• _Description of the task_
Copy all records verbatim.

• _Data listing_
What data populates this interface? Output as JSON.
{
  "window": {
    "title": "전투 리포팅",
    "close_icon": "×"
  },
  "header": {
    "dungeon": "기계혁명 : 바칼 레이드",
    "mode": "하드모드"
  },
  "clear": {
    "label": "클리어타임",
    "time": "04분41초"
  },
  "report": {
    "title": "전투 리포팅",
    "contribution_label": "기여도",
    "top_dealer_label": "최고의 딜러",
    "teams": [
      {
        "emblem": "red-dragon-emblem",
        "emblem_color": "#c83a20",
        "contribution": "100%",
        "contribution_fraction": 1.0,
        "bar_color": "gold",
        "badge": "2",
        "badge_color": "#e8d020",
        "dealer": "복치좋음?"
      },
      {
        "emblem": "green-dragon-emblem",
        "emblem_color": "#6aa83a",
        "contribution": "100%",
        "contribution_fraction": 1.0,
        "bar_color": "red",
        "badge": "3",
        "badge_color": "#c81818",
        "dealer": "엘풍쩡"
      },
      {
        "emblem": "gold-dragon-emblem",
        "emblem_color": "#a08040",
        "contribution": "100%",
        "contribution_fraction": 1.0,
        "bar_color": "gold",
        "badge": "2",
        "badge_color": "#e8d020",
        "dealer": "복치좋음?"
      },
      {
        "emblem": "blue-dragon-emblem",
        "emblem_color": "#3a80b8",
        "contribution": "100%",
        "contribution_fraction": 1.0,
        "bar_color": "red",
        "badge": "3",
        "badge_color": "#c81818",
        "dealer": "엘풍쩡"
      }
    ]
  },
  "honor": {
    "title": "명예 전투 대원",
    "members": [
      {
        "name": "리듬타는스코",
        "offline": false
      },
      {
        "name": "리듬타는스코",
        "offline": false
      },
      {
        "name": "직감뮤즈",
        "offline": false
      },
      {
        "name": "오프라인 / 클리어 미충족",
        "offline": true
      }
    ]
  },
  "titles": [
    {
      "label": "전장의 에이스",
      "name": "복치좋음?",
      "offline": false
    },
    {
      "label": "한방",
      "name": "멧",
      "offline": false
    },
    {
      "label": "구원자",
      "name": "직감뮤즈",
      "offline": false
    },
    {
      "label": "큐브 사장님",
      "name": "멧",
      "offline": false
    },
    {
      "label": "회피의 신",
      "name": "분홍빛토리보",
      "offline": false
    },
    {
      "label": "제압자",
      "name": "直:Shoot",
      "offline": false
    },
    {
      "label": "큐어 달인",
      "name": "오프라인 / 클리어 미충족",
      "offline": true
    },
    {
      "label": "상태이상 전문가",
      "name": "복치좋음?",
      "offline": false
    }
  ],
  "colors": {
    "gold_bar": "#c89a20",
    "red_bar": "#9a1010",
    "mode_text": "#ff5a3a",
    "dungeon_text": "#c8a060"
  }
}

• _Solved problem_
What data populates this interface? Output as JSON.
{
  "window": {
    "title": "전투 리포팅",
    "close_icon": "×"
  },
  "header": {
    "dungeon": "기계혁명 : 바칼 레이드",
    "mode": "하드모드"
  },
  "clear": {
    "label": "클리어타임",
    "time": "04분41초"
  },
  "report": {
    "title": "전투 리포팅",
    "contribution_label": "기여도",
    "top_dealer_label": "최고의 딜러",
    "teams": [
      {
        "emblem": "red-dragon-emblem",
        "emblem_color": "#c83a20",
        "contribution": "100%",
        "contribution_fraction": 1.0,
        "bar_color": "gold",
        "badge": "2",
        "badge_color": "#e8d020",
        "dealer": "복치좋음?"
      },
      {
        "emblem": "green-dragon-emblem",
        "emblem_color": "#6aa83a",
        "contribution": "100%",
        "contribution_fraction": 1.0,
        "bar_color": "red",
        "badge": "3",
        "badge_color": "#c81818",
        "dealer": "엘풍쩡"
      },
      {
        "emblem": "gold-dragon-emblem",
        "emblem_color": "#a08040",
        "contribution": "100%",
        "contribution_fraction": 1.0,
        "bar_color": "gold",
        "badge": "2",
        "badge_color": "#e8d020",
        "dealer": "복치좋음?"
      },
      {
        "emblem": "blue-dragon-emblem",
        "emblem_color": "#3a80b8",
        "contribution": "100%",
        "contribution_fraction": 1.0,
        "bar_color": "red",
        "badge": "3",
        "badge_color": "#c81818",
        "dealer": "엘풍쩡"
      }
    ]
  },
  "honor": {
    "title": "명예 전투 대원",
    "members": [
      {
        "name": "리듬타는스코",
        "offline": false
      },
      {
        "name": "리듬타는스코",
        "offline": false
      },
      {
        "name": "직감뮤즈",
        "offline": false
      },
      {
        "name": "오프라인 / 클리어 미충족",
        "offline": true
      }
    ]
  },
  "titles": [
    {
      "label": "전장의 에이스",
      "name": "복치좋음?",
      "offline": false
    },
    {
      "label": "한방",
      "name": "멧",
      "offline": false
    },
    {
      "label": "구원자",
      "name": "직감뮤즈",
      "offline": false
    },
    {
      "label": "큐브 사장님",
      "name": "멧",
      "offline": false
    },
    {
      "label": "회피의 신",
      "name": "분홍빛토리보",
      "offline": false
    },
    {
      "label": "제압자",
      "name": "直:Shoot",
      "offline": false
    },
    {
      "label": "큐어 달인",
      "name": "오프라인 / 클리어 미충족",
      "offline": true
    },
    {
      "label": "상태이상 전문가",
      "name": "복치좋음?",
      "offline": false
    }
  ],
  "colors": {
    "gold_bar": "#c89a20",
    "red_bar": "#9a1010",
    "mode_text": "#ff5a3a",
    "dungeon_text": "#c8a060"
  }
}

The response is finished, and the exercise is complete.